“We are thankful that the Town of Clarkstown was willing to participate in this project to ensure its completion,” said Bill Hughes, treasurer for the ambulance corps. “We want to provide our community with the most current EMS services available today and know this modernized facility is a way of helping us to do just that.”
Ambulance corps members said the larger facility will help the organization expand its youth corps and expand opportunities for members of the Congers Homemakers, a group of women in the community who have long supported the ambulance corps.
Construction is slated to begin next week. With that work, members of the ambulance corps hope their neighbors will get a better sense that the organization is alive and well — and maybe consider joining.
Arthur Panov, who is the ambulance corps’ captain, said the group has about 35 active volunteers who are available to answer emergency calls.
“This level of membership is the lowest it has been in years,” Panov said. “We answer on average 100 calls per month and would welcome more members of our community to join us in providing such a vital and gratifying service to our residents.”
Congers-Valley Cottage Volunteer Ambulance Corps Chairman Andrew Gioseffi said anyone interesting in joining, or learning more about the group, can call him at 845-268-0357.

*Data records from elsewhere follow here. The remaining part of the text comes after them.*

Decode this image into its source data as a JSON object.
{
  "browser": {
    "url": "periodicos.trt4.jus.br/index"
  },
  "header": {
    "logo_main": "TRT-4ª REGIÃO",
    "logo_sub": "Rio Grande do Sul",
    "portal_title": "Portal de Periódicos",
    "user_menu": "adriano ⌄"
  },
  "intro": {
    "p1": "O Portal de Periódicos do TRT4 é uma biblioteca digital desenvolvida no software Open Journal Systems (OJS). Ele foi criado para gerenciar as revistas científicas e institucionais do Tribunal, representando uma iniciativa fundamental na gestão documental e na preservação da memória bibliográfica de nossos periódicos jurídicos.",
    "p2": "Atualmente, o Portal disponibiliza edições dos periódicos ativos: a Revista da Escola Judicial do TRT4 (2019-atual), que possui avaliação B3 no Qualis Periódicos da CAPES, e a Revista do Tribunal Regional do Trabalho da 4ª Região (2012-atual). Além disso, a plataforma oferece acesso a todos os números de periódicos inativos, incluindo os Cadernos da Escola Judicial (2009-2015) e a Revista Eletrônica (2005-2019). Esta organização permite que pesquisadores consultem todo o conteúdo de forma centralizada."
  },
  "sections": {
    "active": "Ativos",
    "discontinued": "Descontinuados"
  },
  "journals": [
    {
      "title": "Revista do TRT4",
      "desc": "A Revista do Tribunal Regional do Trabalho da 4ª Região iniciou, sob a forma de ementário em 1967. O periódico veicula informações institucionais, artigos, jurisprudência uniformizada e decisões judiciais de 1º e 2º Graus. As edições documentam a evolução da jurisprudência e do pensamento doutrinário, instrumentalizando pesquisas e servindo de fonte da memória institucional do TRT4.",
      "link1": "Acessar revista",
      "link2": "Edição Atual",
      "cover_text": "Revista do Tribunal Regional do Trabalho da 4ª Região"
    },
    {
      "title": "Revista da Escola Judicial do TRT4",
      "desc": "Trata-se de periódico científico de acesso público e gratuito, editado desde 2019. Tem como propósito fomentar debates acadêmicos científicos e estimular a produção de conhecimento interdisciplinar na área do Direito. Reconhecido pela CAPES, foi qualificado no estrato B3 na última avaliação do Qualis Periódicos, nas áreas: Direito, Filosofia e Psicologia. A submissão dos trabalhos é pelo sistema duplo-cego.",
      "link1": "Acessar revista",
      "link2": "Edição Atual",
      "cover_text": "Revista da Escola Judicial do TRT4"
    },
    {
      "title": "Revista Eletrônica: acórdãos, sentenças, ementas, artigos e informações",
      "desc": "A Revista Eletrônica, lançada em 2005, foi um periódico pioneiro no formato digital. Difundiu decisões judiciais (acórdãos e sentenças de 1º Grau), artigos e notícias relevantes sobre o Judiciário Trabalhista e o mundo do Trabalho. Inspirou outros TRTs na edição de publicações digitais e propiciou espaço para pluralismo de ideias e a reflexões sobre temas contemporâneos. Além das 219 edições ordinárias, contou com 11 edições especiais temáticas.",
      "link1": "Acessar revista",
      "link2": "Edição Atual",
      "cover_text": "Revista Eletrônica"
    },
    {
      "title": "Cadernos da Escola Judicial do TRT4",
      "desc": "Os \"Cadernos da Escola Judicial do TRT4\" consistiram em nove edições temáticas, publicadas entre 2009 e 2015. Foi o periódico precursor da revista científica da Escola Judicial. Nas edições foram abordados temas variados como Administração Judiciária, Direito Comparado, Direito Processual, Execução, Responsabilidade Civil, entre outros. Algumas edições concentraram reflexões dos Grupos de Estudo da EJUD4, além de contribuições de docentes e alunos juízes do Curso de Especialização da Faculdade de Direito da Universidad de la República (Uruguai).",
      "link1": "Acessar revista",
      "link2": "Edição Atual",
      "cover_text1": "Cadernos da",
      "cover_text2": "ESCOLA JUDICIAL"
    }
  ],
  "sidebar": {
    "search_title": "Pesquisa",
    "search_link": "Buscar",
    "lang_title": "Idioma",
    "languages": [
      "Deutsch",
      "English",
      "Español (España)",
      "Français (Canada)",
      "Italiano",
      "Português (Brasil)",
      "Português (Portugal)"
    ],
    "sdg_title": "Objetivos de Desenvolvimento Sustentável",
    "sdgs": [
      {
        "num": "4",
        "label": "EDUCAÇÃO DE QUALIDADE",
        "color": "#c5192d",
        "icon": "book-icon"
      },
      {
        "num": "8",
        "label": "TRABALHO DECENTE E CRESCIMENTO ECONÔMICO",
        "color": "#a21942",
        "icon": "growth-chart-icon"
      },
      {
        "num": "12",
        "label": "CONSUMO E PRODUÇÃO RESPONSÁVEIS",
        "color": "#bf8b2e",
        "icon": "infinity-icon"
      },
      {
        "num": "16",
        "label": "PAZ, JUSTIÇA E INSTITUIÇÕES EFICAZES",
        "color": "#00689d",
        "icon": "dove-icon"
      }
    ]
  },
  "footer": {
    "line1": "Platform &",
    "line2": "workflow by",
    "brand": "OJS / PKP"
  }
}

“I can honestly say that life takes on a more special meaning after you’ve been given the opportunity to give someone a second chance to live,” Gioseffi said.
Town Board Support
The Congers-Valley Cottage Volunteer Ambulance Corps project has had the support of all five Clarkstown Town Board members.
“Our ambulance corps members are an integral part of our community,” said Councilwoman Shirley Lasker, D-Upper Nyack. “The Town Board is glad to be participating in a project that will benefit our volunteers and our community.”
In December 2010, the Town Board approved a $4 million bond issue for the project as part of an agreement with the ambulance corps, which has been working for more than six years on replacing its old headquarters.
“Residents have often asked when construction would begin on this building, because they understand the need to upgrade the existing facility,” said Councilman Frank Borelli, R-New City. “This new building will allow for a new facility and hopefully attract new members to the corps.”
Also in December 2010, Clarkstown awarded a $2.9 million construction contract for the project to Nikko Construction of 173 Rt. 303, Congers, operated by Maria D. Straniere and Richard Straniere.
“As part of the building upgrade, we also want to raise awareness for the need for individuals to volunteer for at all of our ambulance corps throughout Clarkstown,” said Councilman George Hoehmann, R-Nanuet. “The volunteers provide an invaluable service to our residents.”
Congers-Valley Cottage Ambulance Corps was formed in May 1965 and began service on Nov. 1, 1966, according to the corps' official history. Although its basic territory is Congers and Valley Cottage, the volunteers also respond to emergencies in neighboring communities when other units are busy or otherwise unavailable. The volunteers also work in conjunction with members of Rockland Paramedics, who provide full-time advanced lifesaving services to residents of all five towns under contracts with the towns.
“This new facility is not only an example of a beneficial public partnership, but also illustrative of the work the ambulance corps volunteers do on a daily basis in helping to save lives,” said Councilwoman Stephanie Hausner, D-New City. “We are glad the town was able to participate in this project.”
The Town Board in December also awarded several other contracts related to construction of the new building. H2M Group was been hired to provide professional engineering services and construction management services for the project. Additionally, DCAK-MSA Architecture was been hired to provide professional architect and engineering services.